            I didn’t really blame her for leaving; I just thought the timing of it all was real lousy. We were supposed to be going to a Halloween costume party dressed as Han Solo and Princess Leia. I knew something was up when she walked out of the bedroom dressed as Raggedy Ann. Do you know what it feels like to have a giant doll break up with you—to have to stare at those rosy cheeks and painted-on smile as someone tells you they want nothing to do with you?

            It felt lousy—real lousy.

 

Read the story on my website: douglasjamestroxell.com

The Illusion of Free Speech

•September 25, 2017 • Leave a Comment

If you told me five years ago that millionaire athletes kneeling during a song would become a symbol of First Amendment rights in America, I would have been like, “Uhhh…what?”

 And yet here we are.

 What started with a second-string quarterback kneeling during the National Anthem to protest police violence against POC has blossomed into a national conversation on first amendment rights. It doesn’t help that the President of the United States is calling people who protest “sons of bitches.” Typically people don’t like that and will then do the opposite of what you want them to do.

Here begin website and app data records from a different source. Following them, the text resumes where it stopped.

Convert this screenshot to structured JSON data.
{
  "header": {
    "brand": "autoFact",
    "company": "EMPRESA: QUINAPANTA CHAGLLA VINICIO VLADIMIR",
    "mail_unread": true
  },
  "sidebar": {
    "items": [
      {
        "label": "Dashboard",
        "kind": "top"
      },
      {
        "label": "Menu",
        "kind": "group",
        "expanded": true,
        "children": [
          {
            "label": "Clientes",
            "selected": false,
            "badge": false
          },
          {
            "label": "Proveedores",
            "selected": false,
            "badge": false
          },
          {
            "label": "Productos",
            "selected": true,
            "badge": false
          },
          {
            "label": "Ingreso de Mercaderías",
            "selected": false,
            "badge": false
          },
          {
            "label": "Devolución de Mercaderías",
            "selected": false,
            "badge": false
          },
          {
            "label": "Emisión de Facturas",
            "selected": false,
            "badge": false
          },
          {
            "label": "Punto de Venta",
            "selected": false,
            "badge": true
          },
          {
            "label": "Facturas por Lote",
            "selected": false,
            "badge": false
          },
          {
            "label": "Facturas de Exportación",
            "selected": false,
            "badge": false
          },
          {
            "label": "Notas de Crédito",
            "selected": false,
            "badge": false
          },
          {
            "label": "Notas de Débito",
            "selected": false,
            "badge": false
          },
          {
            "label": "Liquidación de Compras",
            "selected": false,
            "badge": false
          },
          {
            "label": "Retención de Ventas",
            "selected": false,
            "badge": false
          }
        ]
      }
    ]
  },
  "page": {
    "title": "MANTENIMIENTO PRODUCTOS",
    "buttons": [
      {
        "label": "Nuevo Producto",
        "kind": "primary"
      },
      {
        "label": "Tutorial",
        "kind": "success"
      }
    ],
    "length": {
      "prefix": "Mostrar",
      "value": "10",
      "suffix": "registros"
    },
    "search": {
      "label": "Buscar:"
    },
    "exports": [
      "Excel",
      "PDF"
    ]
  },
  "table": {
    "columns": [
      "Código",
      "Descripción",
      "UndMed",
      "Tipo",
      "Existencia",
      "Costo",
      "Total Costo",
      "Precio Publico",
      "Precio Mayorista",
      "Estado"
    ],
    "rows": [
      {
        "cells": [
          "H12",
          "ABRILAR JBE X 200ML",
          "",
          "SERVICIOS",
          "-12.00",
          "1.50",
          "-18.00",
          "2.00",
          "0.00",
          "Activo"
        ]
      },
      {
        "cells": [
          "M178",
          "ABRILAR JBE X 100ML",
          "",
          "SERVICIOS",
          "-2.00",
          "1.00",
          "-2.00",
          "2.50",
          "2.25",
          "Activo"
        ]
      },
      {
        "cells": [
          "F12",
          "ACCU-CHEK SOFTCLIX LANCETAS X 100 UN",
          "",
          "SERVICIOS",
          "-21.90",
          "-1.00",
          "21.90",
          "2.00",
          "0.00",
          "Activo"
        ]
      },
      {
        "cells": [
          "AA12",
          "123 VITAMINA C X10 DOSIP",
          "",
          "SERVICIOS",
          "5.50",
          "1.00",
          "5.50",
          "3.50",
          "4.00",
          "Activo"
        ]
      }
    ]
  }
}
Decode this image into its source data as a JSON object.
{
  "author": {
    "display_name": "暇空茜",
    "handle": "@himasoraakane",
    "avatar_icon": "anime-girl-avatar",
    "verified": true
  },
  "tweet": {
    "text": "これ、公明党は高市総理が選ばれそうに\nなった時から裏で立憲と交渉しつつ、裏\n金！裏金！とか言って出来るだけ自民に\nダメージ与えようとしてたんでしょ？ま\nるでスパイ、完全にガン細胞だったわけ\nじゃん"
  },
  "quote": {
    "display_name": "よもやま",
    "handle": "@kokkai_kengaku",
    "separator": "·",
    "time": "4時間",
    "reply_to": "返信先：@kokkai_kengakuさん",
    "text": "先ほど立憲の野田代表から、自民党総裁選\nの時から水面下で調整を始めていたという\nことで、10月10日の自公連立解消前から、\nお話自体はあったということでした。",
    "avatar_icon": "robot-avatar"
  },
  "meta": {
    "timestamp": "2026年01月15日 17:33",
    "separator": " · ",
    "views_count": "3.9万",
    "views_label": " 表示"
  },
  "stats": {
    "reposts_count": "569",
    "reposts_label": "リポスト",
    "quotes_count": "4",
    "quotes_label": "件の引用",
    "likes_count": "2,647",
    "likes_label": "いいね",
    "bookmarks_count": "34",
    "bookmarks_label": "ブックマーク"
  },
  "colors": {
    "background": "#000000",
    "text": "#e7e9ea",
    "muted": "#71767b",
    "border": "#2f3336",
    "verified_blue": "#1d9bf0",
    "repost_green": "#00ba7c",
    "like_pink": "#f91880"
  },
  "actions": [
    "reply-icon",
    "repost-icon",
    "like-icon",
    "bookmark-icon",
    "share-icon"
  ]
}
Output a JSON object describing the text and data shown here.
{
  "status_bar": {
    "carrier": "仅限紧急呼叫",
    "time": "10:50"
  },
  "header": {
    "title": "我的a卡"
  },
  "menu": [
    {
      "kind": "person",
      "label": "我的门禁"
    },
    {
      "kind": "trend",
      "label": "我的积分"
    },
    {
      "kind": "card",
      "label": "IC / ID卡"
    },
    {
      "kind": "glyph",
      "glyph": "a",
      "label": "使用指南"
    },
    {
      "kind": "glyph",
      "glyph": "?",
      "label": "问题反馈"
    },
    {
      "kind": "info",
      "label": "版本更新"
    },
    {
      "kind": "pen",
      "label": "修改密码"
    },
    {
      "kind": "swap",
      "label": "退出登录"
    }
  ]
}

 This is nothing new. The question of free speech was buried in the foundation of our nation. Hell, it’s the FIRST amendment. It was so important it got top billing over all the other amendments. Even guns had to take a backseat to free speech! The problem with free speech is the same today as it was at the beginning. It’s an illusion. A fallacy. A mirage.

 No one understood this more than my personal hero, Henry David Thoreau. Thoreau popularized non-violent protests in America in his famous work, Civil Disobedience. He inspired non-violent protesters throughout history including Martin Luther King Jr. and even Gandhi. He refused to pay his taxes in protest of the Spanish-American War and ended up in jail because of it. What Thoreau understood was that actions have consequences. Freedom of speech gives one the right to say anything one wants, but that freedom doesn’t come consequence-free.

 Colin Kaepernick, the original kneeler, is no longer employed by the NFL. Why? Because he’s a sub-par quarterback? No. It’s because of his protest. 100%. No doubt. And that’s the Catch-22 of freedom of speech. NOTHING is free. He’s paying the price for his actions. Just as Trump paid for his “sons of bitches” comment. He was free to say it and the NFL owners and players certainly reacted. Trump ended up expanding the protest far beyond anything it would have reached on its own (even if its meaning is convoluted and unclear now). Every action comes with an equal or greater re-action. Words have consequences. Actions, too. That is a truth we can never escape.

 Writers have always known this. They are the keepers of words, the keepers of Truth. That’s why today, more than ever, the written word must remain sacred. In the era of “alternative facts,” the Truth needs a sanctuary but only the words can reside there, not the writer. The writer will always be subject to the slings and arrows of the mob.

 Now excuse me while I take a knee…